Access to departmental files and folders
Lots of businesses make use of departments. You have accounts, HR, IT, marketing, etc. In most cases, there is no need for all files to be accessible by all employees. In misconfigured environments however, this is all-too-often the case. This causes problems in a number of cases. In the event of a malware infection, improperly secured permissions increases the chance of data loss, for example.
Lack of permissions
On the flip side, sometimes employees don’t have access to the files they need. If an organisation is too draconian with their permissions, it can lead to a situation where whenever somebody needs any file at all, they have to jump through hoops to get access to it. Obviously this is detrimental to time and productivity, and it is best to avoid this sort of setup.
Accidental user deletion.
According to Murphy’s, if it can happen, it will happen. When it comes to catastrophic user error in your IT setup, this is not a good thing.
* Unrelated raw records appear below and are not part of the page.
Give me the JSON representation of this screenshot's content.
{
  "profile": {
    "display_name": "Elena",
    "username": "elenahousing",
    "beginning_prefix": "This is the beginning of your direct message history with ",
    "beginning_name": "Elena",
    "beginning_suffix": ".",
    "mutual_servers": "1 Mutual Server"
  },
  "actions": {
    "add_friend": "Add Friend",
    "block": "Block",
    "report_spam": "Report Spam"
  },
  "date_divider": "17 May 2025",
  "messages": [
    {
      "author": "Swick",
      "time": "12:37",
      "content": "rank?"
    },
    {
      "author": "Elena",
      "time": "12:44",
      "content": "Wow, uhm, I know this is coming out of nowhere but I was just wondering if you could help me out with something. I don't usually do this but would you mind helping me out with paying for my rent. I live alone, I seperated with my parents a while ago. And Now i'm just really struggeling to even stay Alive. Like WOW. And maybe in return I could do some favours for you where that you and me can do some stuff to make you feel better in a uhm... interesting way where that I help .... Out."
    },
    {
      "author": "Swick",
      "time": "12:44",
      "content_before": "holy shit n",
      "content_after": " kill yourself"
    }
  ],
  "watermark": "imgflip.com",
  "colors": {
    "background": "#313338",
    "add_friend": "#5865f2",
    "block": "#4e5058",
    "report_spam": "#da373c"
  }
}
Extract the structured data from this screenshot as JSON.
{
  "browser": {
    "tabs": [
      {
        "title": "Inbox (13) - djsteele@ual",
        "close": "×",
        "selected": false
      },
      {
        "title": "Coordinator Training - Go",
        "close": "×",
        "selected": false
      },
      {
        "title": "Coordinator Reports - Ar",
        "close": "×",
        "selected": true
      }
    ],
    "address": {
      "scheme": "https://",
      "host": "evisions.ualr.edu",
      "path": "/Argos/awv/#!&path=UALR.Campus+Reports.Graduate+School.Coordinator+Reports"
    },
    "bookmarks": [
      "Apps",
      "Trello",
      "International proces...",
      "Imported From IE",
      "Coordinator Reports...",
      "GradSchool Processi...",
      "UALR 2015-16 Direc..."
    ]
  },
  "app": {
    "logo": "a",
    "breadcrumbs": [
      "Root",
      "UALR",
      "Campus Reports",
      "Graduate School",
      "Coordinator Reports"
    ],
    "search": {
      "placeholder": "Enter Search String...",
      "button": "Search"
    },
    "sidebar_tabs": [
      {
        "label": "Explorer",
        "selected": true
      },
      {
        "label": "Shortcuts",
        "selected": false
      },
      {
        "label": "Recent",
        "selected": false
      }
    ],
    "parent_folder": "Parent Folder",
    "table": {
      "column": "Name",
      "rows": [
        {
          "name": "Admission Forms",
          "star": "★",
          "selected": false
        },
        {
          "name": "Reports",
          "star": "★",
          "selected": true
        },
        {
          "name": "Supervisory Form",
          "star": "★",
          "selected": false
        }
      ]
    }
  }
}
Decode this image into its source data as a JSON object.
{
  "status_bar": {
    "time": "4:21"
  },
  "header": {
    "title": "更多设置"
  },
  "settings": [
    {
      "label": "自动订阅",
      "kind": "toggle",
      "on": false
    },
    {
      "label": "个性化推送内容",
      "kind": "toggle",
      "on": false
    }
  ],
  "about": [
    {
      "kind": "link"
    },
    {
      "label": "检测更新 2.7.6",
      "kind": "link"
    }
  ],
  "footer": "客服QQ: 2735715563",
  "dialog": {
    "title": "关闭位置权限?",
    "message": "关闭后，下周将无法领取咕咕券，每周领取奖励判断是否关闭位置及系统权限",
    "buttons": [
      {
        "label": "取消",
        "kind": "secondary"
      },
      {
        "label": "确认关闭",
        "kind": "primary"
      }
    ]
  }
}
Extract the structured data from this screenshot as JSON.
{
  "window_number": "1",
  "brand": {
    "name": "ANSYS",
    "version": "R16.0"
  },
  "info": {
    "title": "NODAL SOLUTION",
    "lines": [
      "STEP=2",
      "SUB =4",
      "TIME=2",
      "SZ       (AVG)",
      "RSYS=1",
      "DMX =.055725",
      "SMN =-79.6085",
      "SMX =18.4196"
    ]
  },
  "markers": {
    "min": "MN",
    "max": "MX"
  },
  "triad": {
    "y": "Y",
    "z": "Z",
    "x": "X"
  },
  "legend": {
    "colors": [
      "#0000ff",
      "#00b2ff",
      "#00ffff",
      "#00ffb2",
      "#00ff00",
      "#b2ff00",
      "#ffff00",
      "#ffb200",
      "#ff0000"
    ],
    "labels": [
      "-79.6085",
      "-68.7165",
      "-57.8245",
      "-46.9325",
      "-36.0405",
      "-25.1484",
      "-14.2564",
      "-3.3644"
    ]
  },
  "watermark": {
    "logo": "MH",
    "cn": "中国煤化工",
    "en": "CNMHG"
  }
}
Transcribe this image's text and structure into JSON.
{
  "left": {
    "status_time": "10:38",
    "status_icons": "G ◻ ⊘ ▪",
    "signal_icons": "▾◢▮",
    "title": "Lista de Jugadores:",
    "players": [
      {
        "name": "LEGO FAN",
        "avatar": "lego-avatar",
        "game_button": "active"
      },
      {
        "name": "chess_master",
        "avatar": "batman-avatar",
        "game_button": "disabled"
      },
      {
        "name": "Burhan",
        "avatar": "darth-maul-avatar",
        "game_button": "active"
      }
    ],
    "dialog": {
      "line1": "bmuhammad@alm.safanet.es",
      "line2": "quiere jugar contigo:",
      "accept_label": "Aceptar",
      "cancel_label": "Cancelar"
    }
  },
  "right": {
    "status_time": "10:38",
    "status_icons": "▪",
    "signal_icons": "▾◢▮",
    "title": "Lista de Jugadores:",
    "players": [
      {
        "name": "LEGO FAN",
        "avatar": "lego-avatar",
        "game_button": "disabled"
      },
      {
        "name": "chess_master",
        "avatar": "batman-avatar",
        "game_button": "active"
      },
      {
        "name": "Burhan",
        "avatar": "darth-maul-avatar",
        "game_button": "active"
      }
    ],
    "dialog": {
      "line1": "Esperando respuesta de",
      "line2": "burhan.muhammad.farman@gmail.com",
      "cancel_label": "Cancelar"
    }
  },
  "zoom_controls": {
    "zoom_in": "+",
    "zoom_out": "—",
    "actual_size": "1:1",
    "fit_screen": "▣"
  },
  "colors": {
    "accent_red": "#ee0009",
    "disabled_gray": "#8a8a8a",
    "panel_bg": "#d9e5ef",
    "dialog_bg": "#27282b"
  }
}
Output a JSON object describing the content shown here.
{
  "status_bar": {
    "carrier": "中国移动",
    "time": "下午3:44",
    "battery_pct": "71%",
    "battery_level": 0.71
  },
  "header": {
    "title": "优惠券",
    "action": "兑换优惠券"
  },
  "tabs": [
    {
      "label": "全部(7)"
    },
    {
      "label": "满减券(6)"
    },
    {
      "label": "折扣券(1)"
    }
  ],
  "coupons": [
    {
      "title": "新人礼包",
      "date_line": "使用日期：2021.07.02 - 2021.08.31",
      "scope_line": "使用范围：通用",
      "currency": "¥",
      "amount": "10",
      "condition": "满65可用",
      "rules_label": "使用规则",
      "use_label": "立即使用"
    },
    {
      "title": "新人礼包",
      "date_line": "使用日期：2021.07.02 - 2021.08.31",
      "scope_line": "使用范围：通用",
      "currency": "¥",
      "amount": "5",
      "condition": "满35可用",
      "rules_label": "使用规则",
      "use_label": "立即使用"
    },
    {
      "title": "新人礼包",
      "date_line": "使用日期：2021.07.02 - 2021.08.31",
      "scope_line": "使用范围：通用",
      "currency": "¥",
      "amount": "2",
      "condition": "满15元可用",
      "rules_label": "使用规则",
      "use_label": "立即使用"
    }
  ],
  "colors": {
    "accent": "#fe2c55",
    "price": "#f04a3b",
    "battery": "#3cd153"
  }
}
In some cases, businesses set all of their users up with administrative permissions. Maybe to circumvent permission issues in their old, proprietary software. With this decision comes the risk that a single user could accidentally cause irreversible damage to your business if they don’t know what they are doing (and you don’t have properly configured backups)
In most businesses, the server is where the magic happens, or where it is stored after it happens, anyway. Servers are designed to be running pretty much all the time, and a lot of business critical operations depend on them. In the event where a server is shut down at the wrong time, it can have far reaching and expensive consequences. It is important that only the appropriate people have easy access to the power controls for the server, lest someone shuts it down at the end of the day to save power.
In business situations where private data is a cause for concern, it is important to have proper permissions in place to stop people from accessing files which they shouldn’t be looking at. Having a proper permission structure may seem boring and bureaucratic, but it is the first line of defence protecting your data.
In our next articles we will take a closer look at each of these points. Stay tuned to make sure you aren’t making any of these mistakes in your business.